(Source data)
>>>>
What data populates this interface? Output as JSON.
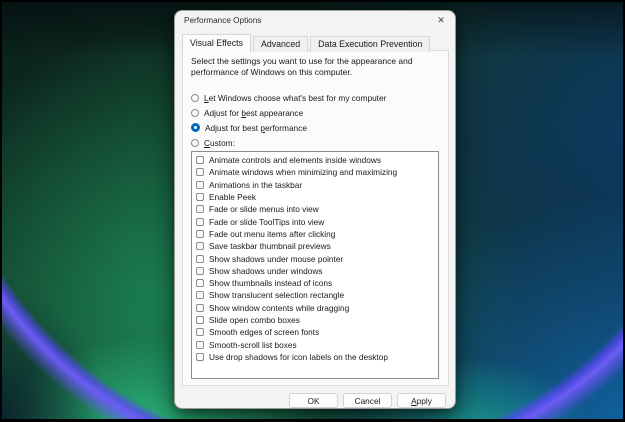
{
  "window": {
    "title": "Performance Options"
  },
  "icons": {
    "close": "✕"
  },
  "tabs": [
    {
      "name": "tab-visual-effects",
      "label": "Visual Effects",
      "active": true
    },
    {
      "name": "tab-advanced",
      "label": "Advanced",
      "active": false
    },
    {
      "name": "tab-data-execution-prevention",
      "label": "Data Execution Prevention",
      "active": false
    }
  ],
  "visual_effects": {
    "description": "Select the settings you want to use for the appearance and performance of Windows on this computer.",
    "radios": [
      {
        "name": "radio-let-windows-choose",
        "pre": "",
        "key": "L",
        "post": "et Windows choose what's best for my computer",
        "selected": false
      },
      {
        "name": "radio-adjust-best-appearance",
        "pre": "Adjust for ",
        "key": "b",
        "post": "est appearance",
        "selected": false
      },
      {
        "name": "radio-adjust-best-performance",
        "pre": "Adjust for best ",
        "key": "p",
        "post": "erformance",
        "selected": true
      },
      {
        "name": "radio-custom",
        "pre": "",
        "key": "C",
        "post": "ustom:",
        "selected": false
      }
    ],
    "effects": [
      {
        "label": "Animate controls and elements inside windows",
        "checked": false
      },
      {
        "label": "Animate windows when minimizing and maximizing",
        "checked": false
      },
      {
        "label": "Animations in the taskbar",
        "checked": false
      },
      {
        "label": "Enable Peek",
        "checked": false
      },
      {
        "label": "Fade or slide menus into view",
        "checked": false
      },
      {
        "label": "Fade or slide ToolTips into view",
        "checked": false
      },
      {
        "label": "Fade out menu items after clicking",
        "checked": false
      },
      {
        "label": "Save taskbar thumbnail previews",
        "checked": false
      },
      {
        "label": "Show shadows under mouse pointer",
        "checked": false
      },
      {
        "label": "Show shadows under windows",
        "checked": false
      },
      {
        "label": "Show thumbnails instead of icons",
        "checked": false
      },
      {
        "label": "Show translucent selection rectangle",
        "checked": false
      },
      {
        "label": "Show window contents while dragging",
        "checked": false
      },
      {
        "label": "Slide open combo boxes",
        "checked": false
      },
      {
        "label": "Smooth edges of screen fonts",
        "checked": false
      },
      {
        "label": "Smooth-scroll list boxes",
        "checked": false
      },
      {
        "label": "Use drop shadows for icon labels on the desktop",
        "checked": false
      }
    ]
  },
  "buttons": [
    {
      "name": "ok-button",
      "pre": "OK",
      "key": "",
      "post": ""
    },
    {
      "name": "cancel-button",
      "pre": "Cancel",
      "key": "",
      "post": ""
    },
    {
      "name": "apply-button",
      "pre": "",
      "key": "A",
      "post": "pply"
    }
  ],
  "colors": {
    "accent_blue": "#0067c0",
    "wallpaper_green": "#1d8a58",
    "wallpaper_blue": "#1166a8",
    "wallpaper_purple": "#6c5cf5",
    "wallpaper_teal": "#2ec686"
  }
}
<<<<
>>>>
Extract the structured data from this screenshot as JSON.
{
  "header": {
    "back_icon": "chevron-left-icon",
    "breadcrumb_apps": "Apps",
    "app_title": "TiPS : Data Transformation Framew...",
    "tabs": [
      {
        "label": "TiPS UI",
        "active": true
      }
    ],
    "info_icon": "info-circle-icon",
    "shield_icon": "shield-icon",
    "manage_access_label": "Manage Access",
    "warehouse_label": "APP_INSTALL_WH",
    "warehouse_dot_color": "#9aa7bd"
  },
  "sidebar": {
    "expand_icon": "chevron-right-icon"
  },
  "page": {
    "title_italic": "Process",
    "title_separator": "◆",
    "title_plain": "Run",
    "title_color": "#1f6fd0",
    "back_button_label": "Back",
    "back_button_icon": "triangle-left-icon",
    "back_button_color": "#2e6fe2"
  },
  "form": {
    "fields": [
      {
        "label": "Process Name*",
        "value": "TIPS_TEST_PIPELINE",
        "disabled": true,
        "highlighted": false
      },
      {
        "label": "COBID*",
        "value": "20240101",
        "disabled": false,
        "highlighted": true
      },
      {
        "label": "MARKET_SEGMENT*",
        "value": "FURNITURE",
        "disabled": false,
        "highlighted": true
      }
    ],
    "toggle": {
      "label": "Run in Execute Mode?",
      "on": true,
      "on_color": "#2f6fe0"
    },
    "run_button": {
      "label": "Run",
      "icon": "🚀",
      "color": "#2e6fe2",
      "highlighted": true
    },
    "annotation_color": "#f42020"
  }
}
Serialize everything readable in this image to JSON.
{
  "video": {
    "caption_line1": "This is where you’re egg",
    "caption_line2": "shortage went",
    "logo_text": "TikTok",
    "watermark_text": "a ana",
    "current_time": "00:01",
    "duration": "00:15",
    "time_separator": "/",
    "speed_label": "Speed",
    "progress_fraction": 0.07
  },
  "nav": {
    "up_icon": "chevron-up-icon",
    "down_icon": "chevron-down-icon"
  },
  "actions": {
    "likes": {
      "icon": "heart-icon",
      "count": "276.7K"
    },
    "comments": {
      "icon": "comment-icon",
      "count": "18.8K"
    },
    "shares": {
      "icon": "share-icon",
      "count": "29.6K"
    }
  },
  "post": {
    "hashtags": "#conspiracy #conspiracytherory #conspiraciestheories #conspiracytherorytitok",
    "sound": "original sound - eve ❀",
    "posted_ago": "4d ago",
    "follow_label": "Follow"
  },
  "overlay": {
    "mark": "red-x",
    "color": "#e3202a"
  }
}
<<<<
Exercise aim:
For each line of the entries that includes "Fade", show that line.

Exercise answer:
        "label": "Fade or slide menus into view",
        "label": "Fade or slide ToolTips into view",
        "label": "Fade out menu items after clicking",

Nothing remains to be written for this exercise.